━━━ MATERIAL FOR THIS EXERCISE
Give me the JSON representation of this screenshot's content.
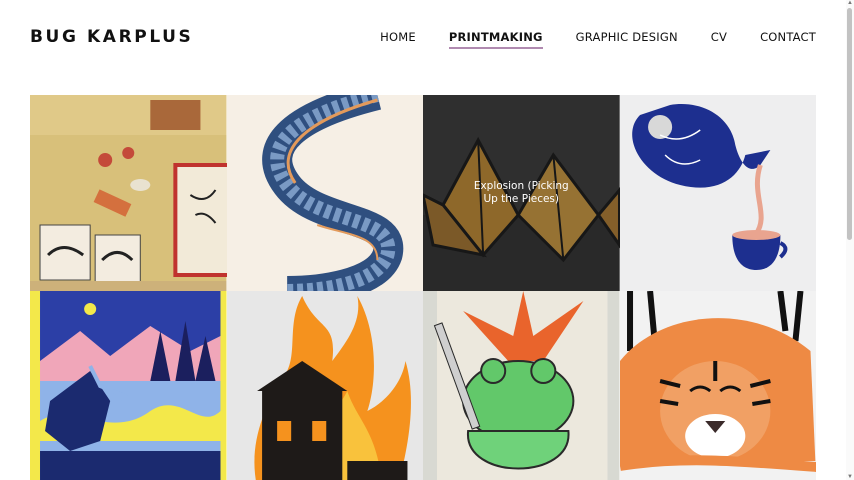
{
  "site": {
    "logo": "BUG KARPLUS"
  },
  "nav": {
    "items": [
      {
        "label": "HOME",
        "active": false
      },
      {
        "label": "PRINTMAKING",
        "active": true
      },
      {
        "label": "GRAPHIC DESIGN",
        "active": false
      },
      {
        "label": "CV",
        "active": false
      },
      {
        "label": "CONTACT",
        "active": false
      }
    ]
  },
  "gallery": {
    "items": [
      {
        "icon": "tiger-print-studio-image",
        "caption": ""
      },
      {
        "icon": "blue-ribbon-s-image",
        "caption": ""
      },
      {
        "icon": "folded-geometric-sculpture-image",
        "caption": "Explosion (Picking Up the Pieces)",
        "hovered": true
      },
      {
        "icon": "blue-teapot-image",
        "caption": ""
      },
      {
        "icon": "lake-scene-print-image",
        "caption": ""
      },
      {
        "icon": "burning-house-print-image",
        "caption": ""
      },
      {
        "icon": "frog-samurai-print-image",
        "caption": ""
      },
      {
        "icon": "tiger-head-print-image",
        "caption": ""
      }
    ]
  },
  "colors": {
    "accent": "#b08ab0",
    "text": "#111111"
  }
}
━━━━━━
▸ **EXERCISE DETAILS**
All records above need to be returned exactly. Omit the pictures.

▸ **SOLUTION FOR THIS TASK**
Give me the JSON representation of this screenshot's content.
{
  "site": {
    "logo": "BUG KARPLUS"
  },
  "nav": {
    "items": [
      {
        "label": "HOME",
        "active": false
      },
      {
        "label": "PRINTMAKING",
        "active": true
      },
      {
        "label": "GRAPHIC DESIGN",
        "active": false
      },
      {
        "label": "CV",
        "active": false
      },
      {
        "label": "CONTACT",
        "active": false
      }
    ]
  },
  "gallery": {
    "items": [
      {
        "icon": "tiger-print-studio-image",
        "caption": ""
      },
      {
        "icon": "blue-ribbon-s-image",
        "caption": ""
      },
      {
        "icon": "folded-geometric-sculpture-image",
        "caption": "Explosion (Picking Up the Pieces)",
        "hovered": true
      },
      {
        "icon": "blue-teapot-image",
        "caption": ""
      },
      {
        "icon": "lake-scene-print-image",
        "caption": ""
      },
      {
        "icon": "burning-house-print-image",
        "caption": ""
      },
      {
        "icon": "frog-samurai-print-image",
        "caption": ""
      },
      {
        "icon": "tiger-head-print-image",
        "caption": ""
      }
    ]
  },
  "colors": {
    "accent": "#b08ab0",
    "text": "#111111"
  }
}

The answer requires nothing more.